Gatchalian on BIR proposal to tax online sellers: ‘Ill-timed, insensitive’
MANILA, Philippines — Senator Sherwin Gatchalian has dismissed as “ill-timed” and “insensitive” the move of the Bureau of Internal Revenue (BIR) to tax online resellers who are still reeling from the impact of the coronavirus pandemic.
Gatchalian said Saturday that the proposed taxation is not only an added “unnecessary burden” to entrepreneurs, but it would also compel online sellers to pass on the additional expenses to their customers.
“Importante ang tamang timing sa pagtatakda o pagtataas ng buwis. Hindi tama ang timing ng BIR na patawan ng tax ang mga online sellers na karamihan sa kanila ay nagsisimula pa lang makabangon muli dahil nawalan ng trabaho nuong kasagsagan ng Enhanced Community Quarantine (ECQ),” Gatchalian said.
(Right timing on imposing or increase in taxes is important.
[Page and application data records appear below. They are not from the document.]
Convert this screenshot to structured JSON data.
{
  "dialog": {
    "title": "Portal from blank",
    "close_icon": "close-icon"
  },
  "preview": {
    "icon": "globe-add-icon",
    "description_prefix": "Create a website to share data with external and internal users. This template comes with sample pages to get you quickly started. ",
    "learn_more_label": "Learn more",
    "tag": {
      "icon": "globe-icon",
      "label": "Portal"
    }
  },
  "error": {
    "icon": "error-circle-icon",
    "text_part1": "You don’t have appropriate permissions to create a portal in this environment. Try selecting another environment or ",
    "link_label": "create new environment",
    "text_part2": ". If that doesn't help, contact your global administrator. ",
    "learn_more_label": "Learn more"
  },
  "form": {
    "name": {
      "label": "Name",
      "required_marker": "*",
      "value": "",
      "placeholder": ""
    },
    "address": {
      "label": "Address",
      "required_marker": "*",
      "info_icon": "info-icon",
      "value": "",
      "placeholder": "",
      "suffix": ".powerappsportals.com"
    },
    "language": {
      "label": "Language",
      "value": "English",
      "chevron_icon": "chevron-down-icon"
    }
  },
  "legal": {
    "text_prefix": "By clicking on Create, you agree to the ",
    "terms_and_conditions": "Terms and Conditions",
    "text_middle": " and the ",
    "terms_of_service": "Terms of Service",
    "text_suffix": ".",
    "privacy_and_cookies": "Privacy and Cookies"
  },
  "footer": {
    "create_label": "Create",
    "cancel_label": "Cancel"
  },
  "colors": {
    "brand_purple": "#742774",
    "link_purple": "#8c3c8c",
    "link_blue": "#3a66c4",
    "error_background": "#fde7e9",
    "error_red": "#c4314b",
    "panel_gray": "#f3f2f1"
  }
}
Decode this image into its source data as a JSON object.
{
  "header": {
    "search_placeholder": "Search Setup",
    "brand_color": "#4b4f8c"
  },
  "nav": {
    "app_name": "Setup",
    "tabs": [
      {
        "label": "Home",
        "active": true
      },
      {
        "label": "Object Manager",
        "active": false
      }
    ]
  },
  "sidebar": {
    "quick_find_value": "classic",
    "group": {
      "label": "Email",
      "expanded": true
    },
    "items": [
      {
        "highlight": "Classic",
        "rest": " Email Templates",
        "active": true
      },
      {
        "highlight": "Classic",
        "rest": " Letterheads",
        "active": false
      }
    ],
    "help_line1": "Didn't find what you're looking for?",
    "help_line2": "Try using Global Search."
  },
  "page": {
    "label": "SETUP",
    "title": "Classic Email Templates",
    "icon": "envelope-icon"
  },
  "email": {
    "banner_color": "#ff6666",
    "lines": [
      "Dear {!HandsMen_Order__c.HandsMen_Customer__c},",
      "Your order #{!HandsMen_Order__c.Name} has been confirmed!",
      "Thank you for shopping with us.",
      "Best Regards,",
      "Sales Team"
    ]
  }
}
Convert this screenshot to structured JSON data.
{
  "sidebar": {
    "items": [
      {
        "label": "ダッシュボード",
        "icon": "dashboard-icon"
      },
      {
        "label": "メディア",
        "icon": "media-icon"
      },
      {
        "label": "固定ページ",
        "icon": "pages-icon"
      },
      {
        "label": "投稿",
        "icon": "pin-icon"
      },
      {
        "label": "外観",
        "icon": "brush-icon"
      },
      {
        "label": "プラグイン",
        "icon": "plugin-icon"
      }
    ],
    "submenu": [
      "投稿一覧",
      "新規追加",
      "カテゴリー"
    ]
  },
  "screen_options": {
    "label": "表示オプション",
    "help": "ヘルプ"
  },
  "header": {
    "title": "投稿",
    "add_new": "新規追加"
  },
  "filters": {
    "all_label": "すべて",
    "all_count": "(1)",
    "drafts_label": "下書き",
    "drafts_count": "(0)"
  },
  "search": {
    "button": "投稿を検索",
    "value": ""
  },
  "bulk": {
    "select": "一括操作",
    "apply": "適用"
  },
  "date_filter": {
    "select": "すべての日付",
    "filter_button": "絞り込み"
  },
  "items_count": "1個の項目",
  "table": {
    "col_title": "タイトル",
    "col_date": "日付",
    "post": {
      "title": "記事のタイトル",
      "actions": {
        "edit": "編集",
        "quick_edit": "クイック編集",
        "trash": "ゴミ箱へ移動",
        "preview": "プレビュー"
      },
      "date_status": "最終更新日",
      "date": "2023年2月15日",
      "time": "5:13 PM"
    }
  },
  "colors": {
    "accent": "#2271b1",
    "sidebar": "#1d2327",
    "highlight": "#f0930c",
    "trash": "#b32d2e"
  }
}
It is not right for the BIR to impose tax on online sellers, most of who are starting over after losing their jobs due to the Enhanced Community Quarantine.)
“Dahil sa kailangang mapanatili pa rin ang social distancing lalo na’t wala pang nadidiskubreng bakuna sa COVID-19, mas hinihikayat pa nga natin ang lahat na gumamit ng teknolohiya para lumipat na sa tinatawag na digital economy,” he added.
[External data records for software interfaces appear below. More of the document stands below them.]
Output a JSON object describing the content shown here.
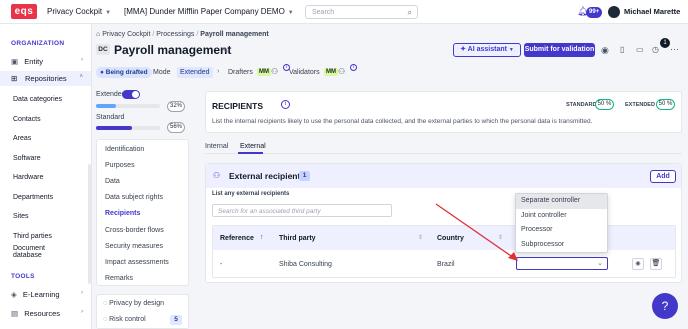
{
  "topbar": {
    "logo": "eqs",
    "product": "Privacy Cockpit",
    "company": "[MMA] Dunder Mifflin Paper Company DEMO",
    "search_placeholder": "Search",
    "notifications_count": "99+",
    "user_name": "Michael Marette"
  },
  "sidebar": {
    "organization_title": "ORGANIZATION",
    "entity": "Entity",
    "repositories": "Repositories",
    "repo_items": [
      "Data categories",
      "Contacts",
      "Areas",
      "Software",
      "Hardware",
      "Departments",
      "Sites",
      "Third parties"
    ],
    "document_database_line1": "Document",
    "document_database_line2": "database",
    "tools_title": "TOOLS",
    "elearning": "E-Learning",
    "resources": "Resources"
  },
  "breadcrumb": [
    "Privacy Cockpit",
    "Processings",
    "Payroll management"
  ],
  "page": {
    "initials": "DC",
    "title": "Payroll management",
    "status": "Being drafted",
    "mode_label": "Mode",
    "mode_value": "Extended",
    "drafters_label": "Drafters",
    "validators_label": "Validators",
    "drafter_initials": "MM",
    "validator_initials": "MM",
    "ai_button": "AI assistant",
    "submit_button": "Submit for validation",
    "pending_count": "1"
  },
  "progress": {
    "extended_label": "Extended",
    "extended_pct": "32%",
    "extended_value": 0.32,
    "standard_label": "Standard",
    "standard_pct": "56%",
    "standard_value": 0.56
  },
  "steps": [
    "Identification",
    "Purposes",
    "Data",
    "Data subject rights",
    "Recipients",
    "Cross-border flows",
    "Security measures",
    "Impact assessments",
    "Remarks"
  ],
  "active_step": "Recipients",
  "side_extra": {
    "privacy_by_design": "Privacy by design",
    "risk_control": "Risk control",
    "risk_count": "5"
  },
  "recipients": {
    "title": "RECIPIENTS",
    "description": "List the internal recipients likely to use the personal data collected, and the external parties to which the personal data is transmitted.",
    "standard_label": "STANDARD",
    "standard_pct": "50 %",
    "extended_label": "EXTENDED",
    "extended_pct": "50 %",
    "tabs": [
      "Internal",
      "External"
    ],
    "active_tab": "External"
  },
  "external": {
    "title": "External recipients",
    "count": "1",
    "add_button": "Add",
    "list_label": "List any external recipients",
    "search_placeholder": "Search for an associated third party",
    "columns": [
      "Reference",
      "Third party",
      "Country"
    ],
    "rows": [
      {
        "reference": "-",
        "third_party": "Shiba Consulting",
        "country": "Brazil"
      }
    ]
  },
  "dropdown": {
    "options": [
      "Separate controller",
      "Joint controller",
      "Processor",
      "Subprocessor"
    ],
    "highlighted": "Separate controller",
    "selected_value": ""
  },
  "colors": {
    "accent": "#4338ca",
    "brand": "#e8334a",
    "annotation_arrow": "#e03131"
  }
}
(Since social distancing is important, especially now that a cure for COVID-19 hasn’t been discovered, we should even encourage everyone to use technology to shift to the digital economy.)
The BIR has directed online sellers to register their businesses and settle their taxes not later than July 31.
The Department of Finance (DOF), of which the BIR is one of the revenue-generating agencies under the DOF, said that the move was not to go after merchants who have unreported sales or unpaid taxes, but rather to encourage them to register with the BIR.
Gatchalian, meanwhile, also warned that “premature taxation” on online sellers at the height of the pandemic “will impede the growth of the country’s growing digital economy.”
He then urged the government to help create a “vibrant digital economy” by resolving some key concerns of the eCommerce industry, such as lack of trust, improving internet and logistics infrastructures, and lack of governing entity at the regional level.
“Before we impose new taxes on the digital economy, we should first think of ways on how we are going to develop this industry in order to provide more jobs and opportunities to all Filipinos,” he said.
“I believe premature taxation will only do harm than good to our growing digital economy,” Gatchalian said.
The Inquirer Foundation supports our healthcare frontliners and is still accepting cash donations to be deposited at Banco de Oro (BDO) current account #007960018860 or donate through PayMaya using this link .
Subscribe to INQUIRER PLUS to get access to The Philippine Daily Inquirer & other 70+ titles, share up to 5 gadgets, listen to the news, download as early as 4am & share articles on social media. Call 896 6000.